The nightingales warbled their enchanting notes,
And rent the thin veils of the rosebud and the rose ;
The jasmine stood bathed in dew,
And the violet also sprinkled his fragrant locks.
At this time Zulaykha was sunk in pleasing slumber;
Her heart was turned towards the altar of her sacred vision.
It was not sleep : it was rather a confused idea :
It was a kind of frenzy caused by her nightly melancholy.
Her damsels touched her feet with their faces,
Her maidens approached and kissed her hand.
Then she removed the veil from her cheek, like a tulip besprinkled
with dew;
She opened her eyes, yet dim with sleep ;
From the border of her mantle the sun and moon arose ;
She raised her head from the couch and looked round on every side.
The Tomb ofKhudabanda at Sultania.—To deal at any
length with the architecture of the period is beyond my
powers and the scope of this work. I therefore propose
to do little more than make a few remarks about buildings
with most of which I am personally acquainted.
The most important city of the Mongol Il-Khans was
Sultania, situated about one hundred miles to the west of
Kazvin. This city was founded by Uljaitu, or Khuda-

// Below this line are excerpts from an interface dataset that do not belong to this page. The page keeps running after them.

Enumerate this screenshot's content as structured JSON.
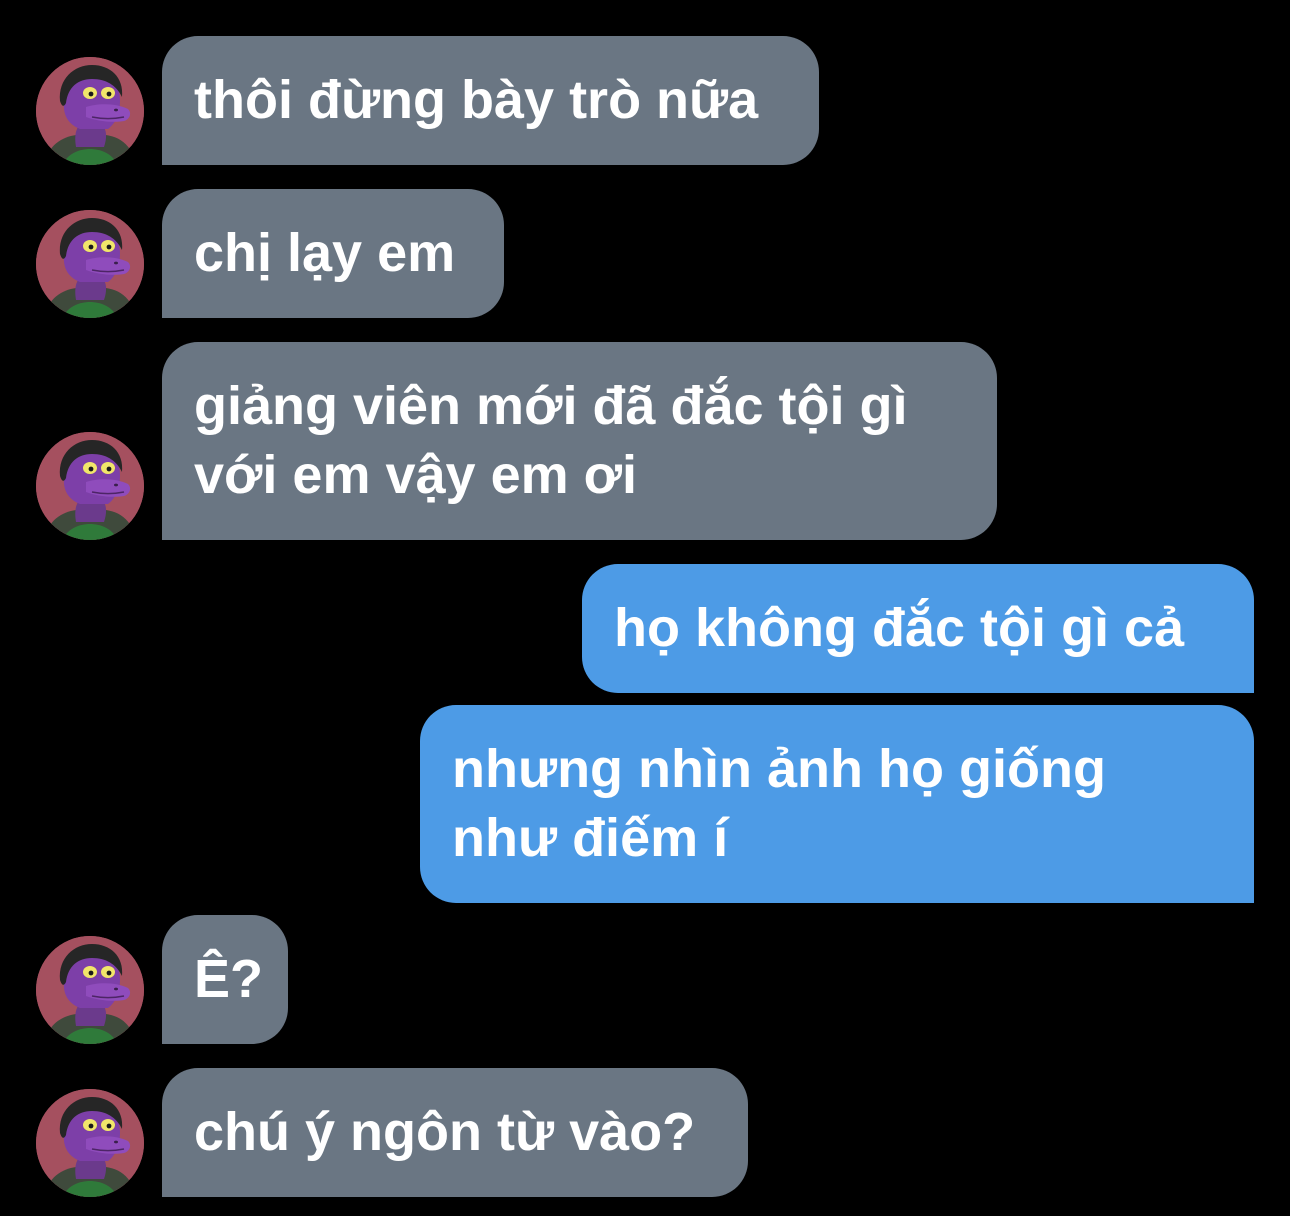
{
  "conversation": {
    "colors": {
      "background": "#000000",
      "incoming_bubble": "#6a7683",
      "outgoing_bubble": "#4d9be6",
      "text": "#ffffff",
      "avatar_background": "#a5505f"
    },
    "avatar_icon": "purple-cartoon-character-avatar",
    "messages": [
      {
        "sender": "them",
        "text": "thôi đừng bày trò nữa"
      },
      {
        "sender": "them",
        "text": "chị lạy em"
      },
      {
        "sender": "them",
        "text": "giảng viên mới đã đắc tội gì\nvới em vậy em ơi"
      },
      {
        "sender": "me",
        "text": "họ không đắc tội gì cả"
      },
      {
        "sender": "me",
        "text": "nhưng nhìn ảnh họ giống\nnhư điếm í"
      },
      {
        "sender": "them",
        "text": "Ê?"
      },
      {
        "sender": "them",
        "text": "chú ý ngôn từ vào?"
      }
    ]
  }
}
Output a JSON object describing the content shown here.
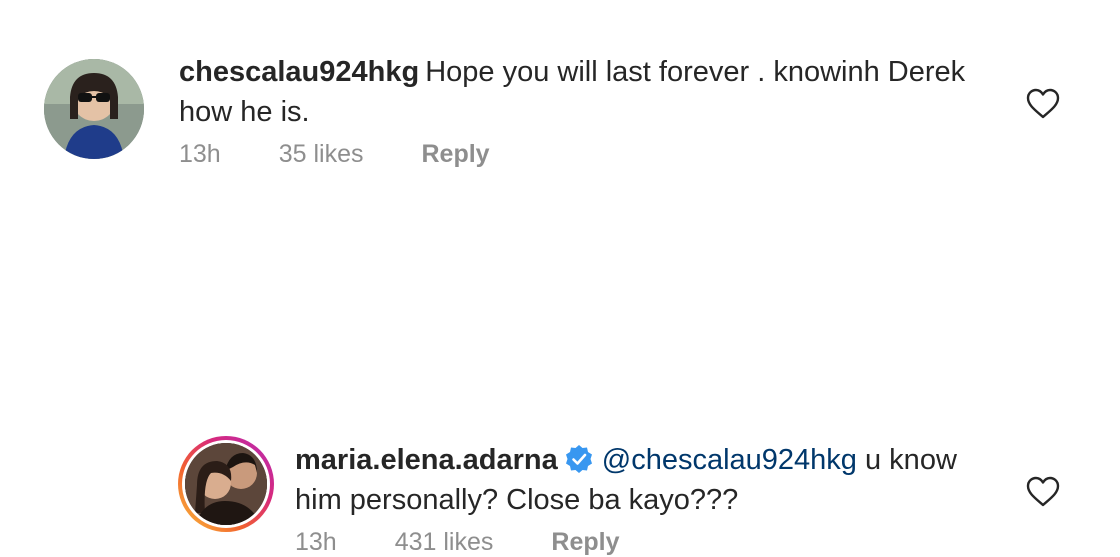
{
  "comments": [
    {
      "username": "chescalau924hkg",
      "text": "Hope you will last forever . knowinh  Derek how he is.",
      "time": "13h",
      "likes": "35 likes",
      "reply_label": "Reply"
    },
    {
      "username": "maria.elena.adarna",
      "mention": "@chescalau924hkg",
      "text": "u know him personally? Close ba kayo???",
      "time": "13h",
      "likes": "431 likes",
      "reply_label": "Reply"
    }
  ],
  "colors": {
    "verified": "#3897f0",
    "mention": "#00376b",
    "meta": "#8e8e8e",
    "text": "#262626"
  },
  "icons": [
    "heart-icon",
    "verified-badge-icon"
  ]
}
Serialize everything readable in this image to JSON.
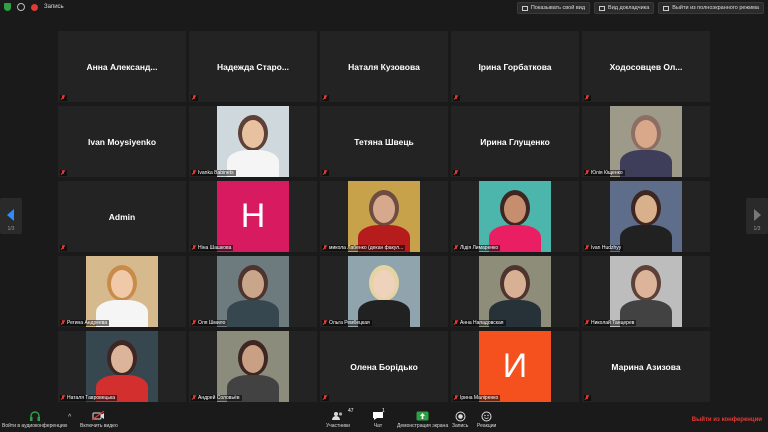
{
  "topbar": {
    "recording_label": "Запись",
    "show_video_label": "Показывать свой вид",
    "gallery_view_label": "Вид докладчика",
    "exit_fullscreen_label": "Выйти из полноэкранного режима"
  },
  "pagination": {
    "left": "1/3",
    "right": "1/3"
  },
  "participants": [
    {
      "display": "Анна  Александ...",
      "label": "",
      "kind": "name"
    },
    {
      "display": "Надежда  Старо...",
      "label": "",
      "kind": "name"
    },
    {
      "display": "Наталя Кузовова",
      "label": "",
      "kind": "name"
    },
    {
      "display": "Ірина Горбаткова",
      "label": "",
      "kind": "name"
    },
    {
      "display": "Ходосовцев  Ол...",
      "label": "",
      "kind": "name"
    },
    {
      "display": "Ivan Moysiyenko",
      "label": "",
      "kind": "name"
    },
    {
      "display": "",
      "label": "Ivanka Babinets",
      "kind": "photo",
      "bg": "#cfd8dc",
      "skin": "#e8c1a0",
      "shirt": "#f5f5f5",
      "hair": "#5d4037"
    },
    {
      "display": "Тетяна Швець",
      "label": "",
      "kind": "name"
    },
    {
      "display": "Ирина Глущенко",
      "label": "",
      "kind": "name"
    },
    {
      "display": "",
      "label": "Юлія Кіщенко",
      "kind": "photo",
      "bg": "#9e9a8a",
      "skin": "#d9a88a",
      "shirt": "#3e3e5a",
      "hair": "#8d6e63"
    },
    {
      "display": "Admin",
      "label": "",
      "kind": "name"
    },
    {
      "display": "",
      "label": "Ніна Шашкова",
      "kind": "letter",
      "letter": "H",
      "color": "#d81b60"
    },
    {
      "display": "",
      "label": "микола Лабенко (декан факул...",
      "kind": "photo",
      "bg": "#c8a24a",
      "skin": "#d7a98c",
      "shirt": "#b71c1c",
      "hair": "#6d4c41"
    },
    {
      "display": "",
      "label": "Лідія Лимаренко",
      "kind": "photo",
      "bg": "#4db6ac",
      "skin": "#c68e6e",
      "shirt": "#e91e63",
      "hair": "#3e2723"
    },
    {
      "display": "",
      "label": "Ivan Hudzhyy",
      "kind": "photo",
      "bg": "#5d6d8a",
      "skin": "#d9b08c",
      "shirt": "#212121",
      "hair": "#3e2723"
    },
    {
      "display": "",
      "label": "Регина Андреева",
      "kind": "photo",
      "bg": "#d7b98e",
      "skin": "#f0c9a8",
      "shirt": "#f5f5f5",
      "hair": "#c98b4a"
    },
    {
      "display": "",
      "label": "Оля Шмило",
      "kind": "photo",
      "bg": "#6d7b7f",
      "skin": "#c9a58a",
      "shirt": "#37474f",
      "hair": "#4e342e"
    },
    {
      "display": "",
      "label": "Ольга Рембецкая",
      "kind": "photo",
      "bg": "#90a4ae",
      "skin": "#eed2bc",
      "shirt": "#212121",
      "hair": "#e6d3a3"
    },
    {
      "display": "",
      "label": "Анна Нападовская",
      "kind": "photo",
      "bg": "#8d8d7a",
      "skin": "#d8b094",
      "shirt": "#263238",
      "hair": "#4e342e"
    },
    {
      "display": "",
      "label": "Николай Танцерев",
      "kind": "photo",
      "bg": "#bdbdbd",
      "skin": "#dcb49a",
      "shirt": "#424242",
      "hair": "#5d4037"
    },
    {
      "display": "",
      "label": "Наталя Тавровецька",
      "kind": "photo",
      "bg": "#37474f",
      "skin": "#dcb49a",
      "shirt": "#d32f2f",
      "hair": "#3e2723"
    },
    {
      "display": "",
      "label": "Андрей Соловьёв",
      "kind": "photo",
      "bg": "#8c8c7c",
      "skin": "#c9a084",
      "shirt": "#424242",
      "hair": "#3e2723"
    },
    {
      "display": "Олена Борідько",
      "label": "",
      "kind": "name"
    },
    {
      "display": "",
      "label": "Ірина Маліренко",
      "kind": "letter",
      "letter": "И",
      "color": "#f4511e"
    },
    {
      "display": "Марина Азизова",
      "label": "",
      "kind": "name"
    }
  ],
  "bottombar": {
    "audio_label": "Войти в аудиоконференцию",
    "video_label": "Включить видео",
    "participants_label": "Участники",
    "participants_count": "47",
    "chat_label": "Чат",
    "chat_count": "1",
    "share_label": "Демонстрация экрана",
    "record_label": "Запись",
    "reactions_label": "Реакции",
    "leave_label": "Выйти из конференции"
  },
  "colors": {
    "accent": "#2d8cff",
    "chat": "#ff7a1a",
    "leave": "#e53935",
    "share": "#2ea043"
  },
  "icons": [
    "shield-icon",
    "info-icon",
    "record-icon",
    "headphones-icon",
    "video-off-icon",
    "participants-icon",
    "chat-icon",
    "share-screen-icon",
    "record-button-icon",
    "reactions-icon",
    "mic-muted-icon"
  ]
}
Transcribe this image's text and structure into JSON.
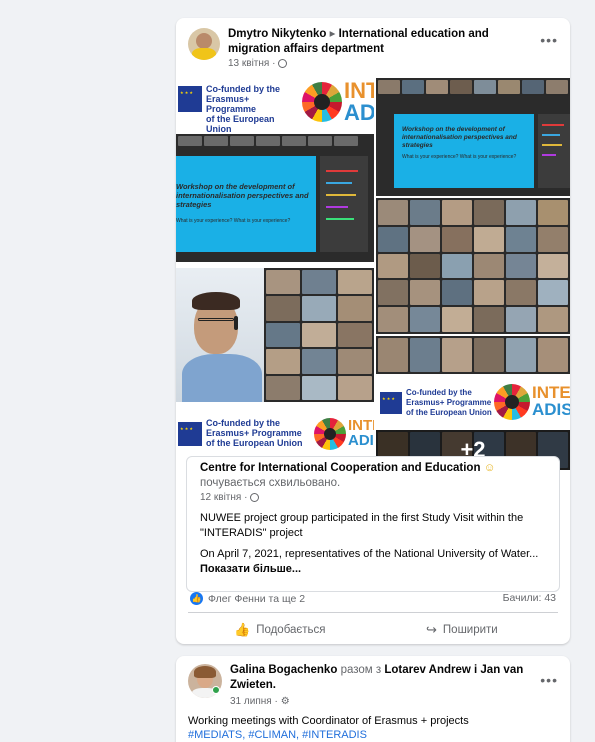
{
  "post1": {
    "author": "Dmytro Nikytenko",
    "separator": "▸",
    "group": "International education and migration affairs department",
    "timestamp": "13 квітня ·",
    "more_label": "•••",
    "photos": {
      "erasmus_line1": "Co-funded by the",
      "erasmus_line2": "Erasmus+ Programme",
      "erasmus_line3": "of the European Union",
      "inter_top": "INTER",
      "inter_bottom": "ADIS",
      "slide_title": "Workshop on the development of internationalisation perspectives and strategies",
      "slide_sub": "What is your experience? What is your experience?",
      "more_count": "+2"
    },
    "shared": {
      "page_name": "Centre for International Cooperation and Education",
      "emoji": "☺",
      "feeling": "почувається схвильовано.",
      "timestamp": "12 квітня ·",
      "text1": "NUWEE project group participated in the first Study Visit within the \"INTERADIS\" project",
      "text2": "On April 7, 2021, representatives of the National University of Water...",
      "see_more": "Показати більше..."
    },
    "reactions_text": "Флег Фенни та ще 2",
    "views_text": "Бачили: 43",
    "like_label": "Подобається",
    "share_label": "Поширити"
  },
  "post2": {
    "author": "Galina Bogachenko",
    "with_word": "разом з",
    "coauthors": "Lotarev Andrew і Jan van Zwieten.",
    "timestamp": "31 липня ·",
    "more_label": "•••",
    "text": "Working meetings with Coordinator of Erasmus  + projects",
    "hashtags": [
      "#MEDIATS,",
      "#CLIMAN,",
      "#INTERADIS"
    ]
  },
  "colors": {
    "accent": "#1877f2",
    "slide_blue": "#1ab0e6",
    "eu_blue": "#1f3b94"
  }
}
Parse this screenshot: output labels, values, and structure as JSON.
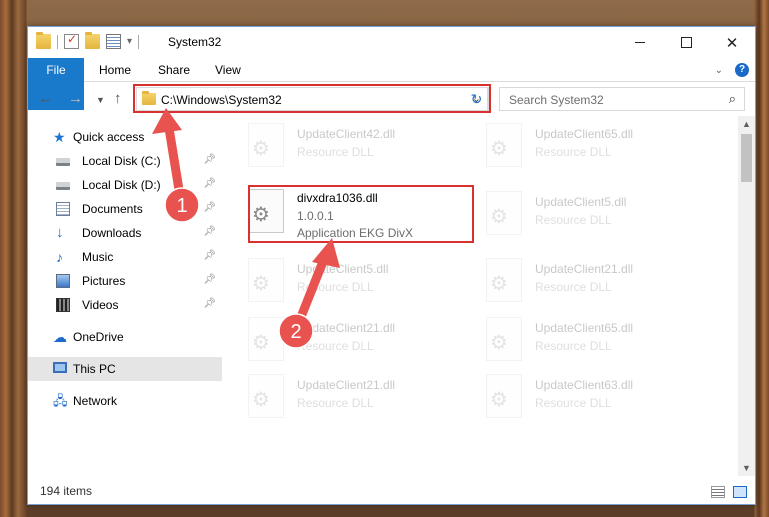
{
  "window": {
    "title": "System32"
  },
  "ribbon": {
    "tabs": [
      {
        "label": "File",
        "active": true
      },
      {
        "label": "Home"
      },
      {
        "label": "Share"
      },
      {
        "label": "View"
      }
    ],
    "help_glyph": "?"
  },
  "navigation": {
    "back_icon": "arrow-left-icon",
    "forward_icon": "arrow-right-icon",
    "up_icon": "arrow-up-icon",
    "address": "C:\\Windows\\System32",
    "search_placeholder": "Search System32"
  },
  "sidebar": {
    "items": [
      {
        "label": "Quick access",
        "icon": "star-icon",
        "pinned": false
      },
      {
        "label": "Local Disk (C:)",
        "icon": "drive-icon",
        "pinned": true
      },
      {
        "label": "Local Disk (D:)",
        "icon": "drive-icon",
        "pinned": true
      },
      {
        "label": "Documents",
        "icon": "documents-icon",
        "pinned": true
      },
      {
        "label": "Downloads",
        "icon": "download-icon",
        "pinned": true
      },
      {
        "label": "Music",
        "icon": "music-icon",
        "pinned": true
      },
      {
        "label": "Pictures",
        "icon": "pictures-icon",
        "pinned": true
      },
      {
        "label": "Videos",
        "icon": "videos-icon",
        "pinned": true
      },
      {
        "label": "OneDrive",
        "icon": "cloud-icon"
      },
      {
        "label": "This PC",
        "icon": "computer-icon",
        "selected": true
      },
      {
        "label": "Network",
        "icon": "network-icon"
      }
    ]
  },
  "files": {
    "left": [
      {
        "name": "UpdateClient42.dll",
        "type": "Resource DLL",
        "faded": true
      },
      {
        "name": "divxdra1036.dll",
        "version": "1.0.0.1",
        "type": "Application EKG DivX",
        "faded": false
      },
      {
        "name": "UpdateClient5.dll",
        "type": "Resource DLL",
        "faded": true
      },
      {
        "name": "UpdateClient21.dll",
        "type": "Resource DLL",
        "faded": true
      },
      {
        "name": "UpdateClient21.dll",
        "type": "Resource DLL",
        "faded": true
      }
    ],
    "right": [
      {
        "name": "UpdateClient65.dll",
        "type": "Resource DLL",
        "faded": true
      },
      {
        "name": "UpdateClient5.dll",
        "type": "Resource DLL",
        "faded": true
      },
      {
        "name": "UpdateClient21.dll",
        "type": "Resource DLL",
        "faded": true
      },
      {
        "name": "UpdateClient65.dll",
        "type": "Resource DLL",
        "faded": true
      },
      {
        "name": "UpdateClient63.dll",
        "type": "Resource DLL",
        "faded": true
      }
    ]
  },
  "status": {
    "item_count": "194 items"
  },
  "callouts": [
    {
      "number": "1"
    },
    {
      "number": "2"
    }
  ],
  "colors": {
    "accent": "#1979ca",
    "highlight": "#d9312f",
    "callout": "#e8524f"
  }
}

banda, in A.H. 705 (1305). He entertained the project
of transporting the bones of Ali and Husayn from Najaf
and Kerbela respectively, and erected a superb building to
receive the sacred remains. His plan was never realized
and the building became his own mausoleum. Octagonal
in plan, with a minaret rising at each angle, it is sur-
mounted by a dome measuring 84 feet in diameter, the
largest in Persia. According to Josafa Barbaro,1 "the
great cowpe is bigger than that of San Joanni Paulo in
Venice." The tomb of Khudabanda is certainly the finest
building of its kind erected under the Mongols. As
Creswell2 points out, its beautiful outline is not spoiled
by the piling-up of material on its haunches, as in the case
of Santa Sophia at Constantinople and of the Pantheon at
Rome.
The Shrine ofthelmamRiza.—The great pile at Meshed,3
1   Trawls of Venetians in Persia, p. 68.
2  " The History and Evolution of the Dome in Persia," by K. A. C. Creswell
(Journal R.A.S., Oct. 1914).
8 Vide my "Historical Notes on Khorasan," Journal R~d.S., Oct. 1910.